Harvard scientists launch experiments by blocking the Sun in the atmosphere – Popular Mechanics


To save the planet from overheating and the unpleasant effects of global warming. The Harvard scientists decided to spray the matter in the atmosphere. reflective sunlight.

If mankind can not prevent global warming and does not reduce the amount of harmful substances released into the atmosphere, then it will have to develop a sort of emergency survival scenario. This idea is not new, and the last 10 years have been actively discussed among geo-engineers. And it seems that scientists now have a plan.

One of these crazy ideas (at first sight) is to fill the atmosphere with particles of a substance that blocks sunlight. This experiment will be carried out by Harvard researchers who have already planned the first test for next year. The source of this idea was … the volcanoes. The mass emissions of ash and sulfur dioxide create an aerosol coating in the atmosphere, which reflects almost all the UV radiation from the sun. Thus, in 1991, the Pinatubo volcano, erupted in the Philippines, lowered the temperature of almost a whole Fahrenheit degree in the region for two whole years.

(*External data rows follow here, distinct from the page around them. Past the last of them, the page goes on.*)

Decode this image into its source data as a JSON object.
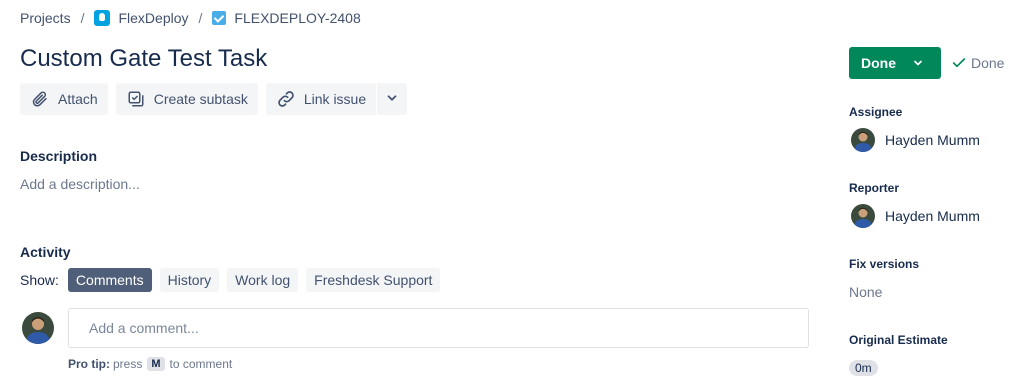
{
  "breadcrumb": {
    "projects": "Projects",
    "separator": "/",
    "project": "FlexDeploy",
    "issue_key": "FLEXDEPLOY-2408"
  },
  "issue": {
    "title": "Custom Gate Test Task"
  },
  "toolbar": {
    "attach": "Attach",
    "create_subtask": "Create subtask",
    "link_issue": "Link issue"
  },
  "description": {
    "label": "Description",
    "placeholder": "Add a description..."
  },
  "activity": {
    "label": "Activity",
    "show_label": "Show:",
    "tabs": [
      {
        "label": "Comments",
        "active": true
      },
      {
        "label": "History",
        "active": false
      },
      {
        "label": "Work log",
        "active": false
      },
      {
        "label": "Freshdesk Support",
        "active": false
      }
    ],
    "comment_placeholder": "Add a comment...",
    "protip_label": "Pro tip:",
    "protip_press": "press",
    "protip_key": "M",
    "protip_suffix": "to comment"
  },
  "sidebar": {
    "status_button": "Done",
    "status_resolution": "Done",
    "assignee_label": "Assignee",
    "assignee": "Hayden Mumm",
    "reporter_label": "Reporter",
    "reporter": "Hayden Mumm",
    "fix_versions_label": "Fix versions",
    "fix_versions": "None",
    "original_estimate_label": "Original Estimate",
    "original_estimate": "0m"
  },
  "colors": {
    "status_green": "#00875a",
    "active_chip": "#505f79",
    "project_icon": "#00a3e0",
    "task_icon": "#4bade8"
  }
}
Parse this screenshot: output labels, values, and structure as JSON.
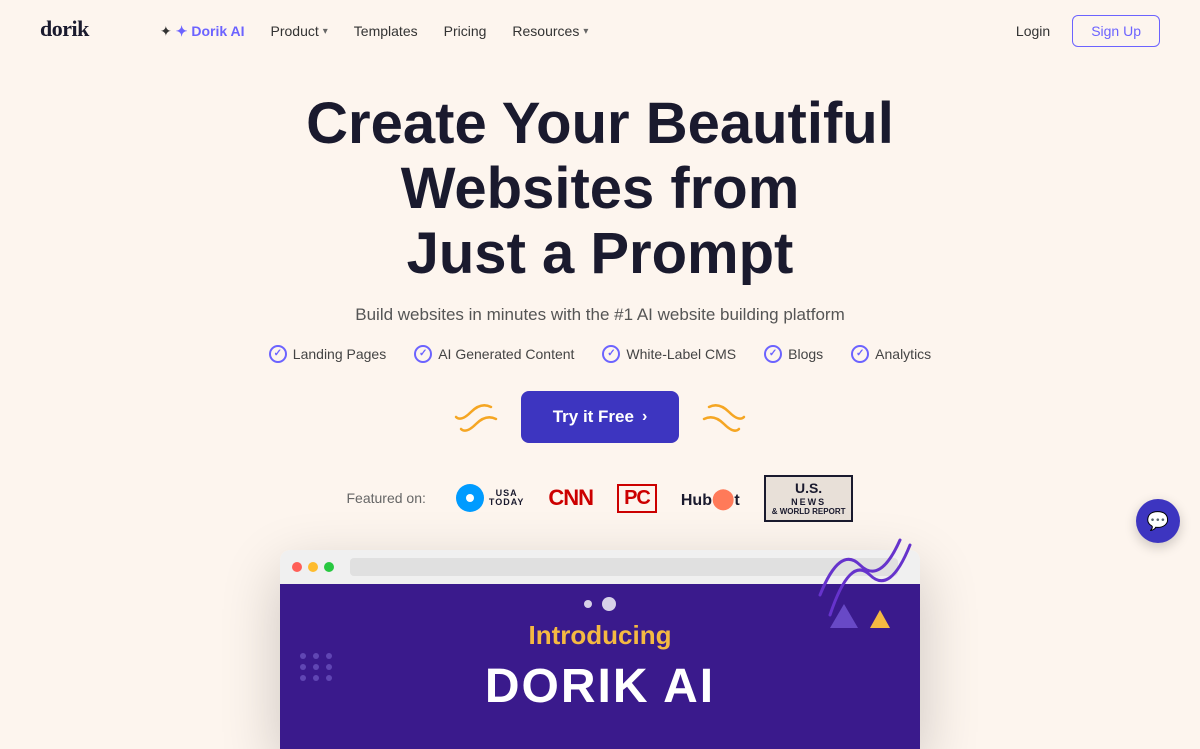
{
  "brand": {
    "logo": "dorik",
    "logo_display": "dorik"
  },
  "nav": {
    "ai_label": "✦ Dorik AI",
    "product_label": "Product",
    "templates_label": "Templates",
    "pricing_label": "Pricing",
    "resources_label": "Resources",
    "login_label": "Login",
    "signup_label": "Sign Up"
  },
  "hero": {
    "title_line1": "Create Your Beautiful Websites from",
    "title_line2": "Just a Prompt",
    "subtitle": "Build websites in minutes with the #1 AI website building platform",
    "features": [
      {
        "label": "Landing Pages"
      },
      {
        "label": "AI Generated Content"
      },
      {
        "label": "White-Label CMS"
      },
      {
        "label": "Blogs"
      },
      {
        "label": "Analytics"
      }
    ],
    "cta_label": "Try it Free",
    "cta_arrow": "›"
  },
  "featured": {
    "label": "Featured on:",
    "logos": [
      {
        "name": "USA Today"
      },
      {
        "name": "CNN"
      },
      {
        "name": "PC"
      },
      {
        "name": "HubSpot"
      },
      {
        "name": "US News"
      }
    ]
  },
  "preview": {
    "introducing": "Introducing",
    "product_name": "DORIK AI"
  },
  "colors": {
    "accent": "#3d35c0",
    "background": "#fdf5ee",
    "browser_bg": "#3a1a8c",
    "gold": "#f5b942"
  }
}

Scientists have posed the question: if only one volcano can globally influence the climate, will an 'artificial eruption cause a similar effect? Of course, we're not talking about lava emissions and similar catastrophes: they just want to spray a dense aerosol into the atmosphere and see if it helps to cool the planet a little bit. However, we should not forget that climate change in one place can cause a series of consequences in others. For example, last year, researchers found that the air pollution caused by the suspension of particles in the Gulf of Mexico could cause drought in Sub-Saharan Africa.

Fortunately, the upcoming Harvard scientists will have no global influence on the climate. The first tests will be modest: the balloon will rise to several kilometers in height and will spray less than 400 grams of calcium carbonate (an analogous less harmful than sulfur dioxide, which vomit volcanoes), and then one day will observe a cloud. The purpose of this experiment is to find out exactly how a suspension of matter in the atmosphere behaves, so that scientists can build a more accurate simulation.



Please enter your comment!
Please enter your name here

This site uses Akismet to reduce spam. Learn how your comment data is processed.